▽
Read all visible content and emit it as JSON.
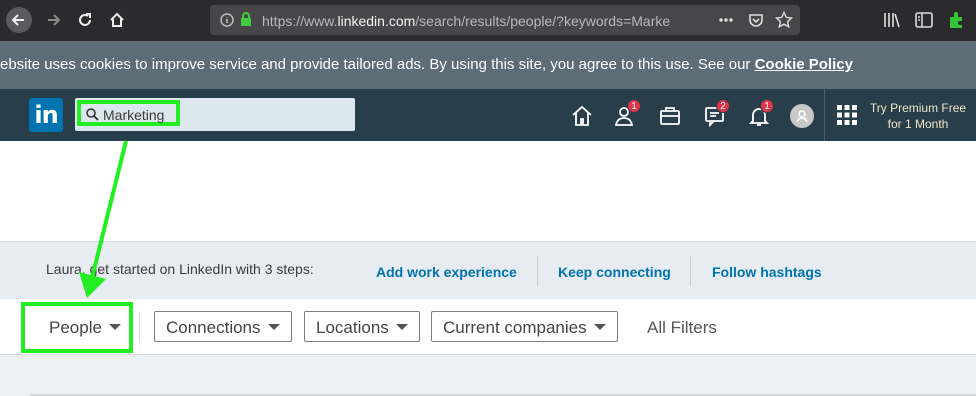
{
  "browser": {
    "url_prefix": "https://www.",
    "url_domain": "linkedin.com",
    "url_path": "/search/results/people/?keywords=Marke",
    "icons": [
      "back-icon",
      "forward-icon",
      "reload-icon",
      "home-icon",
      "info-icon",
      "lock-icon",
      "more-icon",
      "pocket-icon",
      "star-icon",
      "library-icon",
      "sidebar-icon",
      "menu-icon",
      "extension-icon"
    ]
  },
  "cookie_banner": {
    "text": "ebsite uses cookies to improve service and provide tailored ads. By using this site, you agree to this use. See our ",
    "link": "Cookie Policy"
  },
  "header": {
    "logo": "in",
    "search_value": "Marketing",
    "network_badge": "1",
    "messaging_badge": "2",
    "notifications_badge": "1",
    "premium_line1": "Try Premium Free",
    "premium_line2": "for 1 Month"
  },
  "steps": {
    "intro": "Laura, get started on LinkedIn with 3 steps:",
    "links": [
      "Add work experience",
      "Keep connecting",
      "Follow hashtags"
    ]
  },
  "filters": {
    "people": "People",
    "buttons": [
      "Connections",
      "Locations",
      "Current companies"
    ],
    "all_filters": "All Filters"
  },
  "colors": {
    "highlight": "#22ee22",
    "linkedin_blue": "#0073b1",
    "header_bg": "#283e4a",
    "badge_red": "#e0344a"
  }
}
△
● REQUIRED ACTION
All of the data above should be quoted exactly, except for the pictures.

● SOLUTION BELOW
Read all visible content and emit it as JSON.
{
  "browser": {
    "url_prefix": "https://www.",
    "url_domain": "linkedin.com",
    "url_path": "/search/results/people/?keywords=Marke",
    "icons": [
      "back-icon",
      "forward-icon",
      "reload-icon",
      "home-icon",
      "info-icon",
      "lock-icon",
      "more-icon",
      "pocket-icon",
      "star-icon",
      "library-icon",
      "sidebar-icon",
      "menu-icon",
      "extension-icon"
    ]
  },
  "cookie_banner": {
    "text": "ebsite uses cookies to improve service and provide tailored ads. By using this site, you agree to this use. See our ",
    "link": "Cookie Policy"
  },
  "header": {
    "logo": "in",
    "search_value": "Marketing",
    "network_badge": "1",
    "messaging_badge": "2",
    "notifications_badge": "1",
    "premium_line1": "Try Premium Free",
    "premium_line2": "for 1 Month"
  },
  "steps": {
    "intro": "Laura, get started on LinkedIn with 3 steps:",
    "links": [
      "Add work experience",
      "Keep connecting",
      "Follow hashtags"
    ]
  },
  "filters": {
    "people": "People",
    "buttons": [
      "Connections",
      "Locations",
      "Current companies"
    ],
    "all_filters": "All Filters"
  },
  "colors": {
    "highlight": "#22ee22",
    "linkedin_blue": "#0073b1",
    "header_bg": "#283e4a",
    "badge_red": "#e0344a"
  }
}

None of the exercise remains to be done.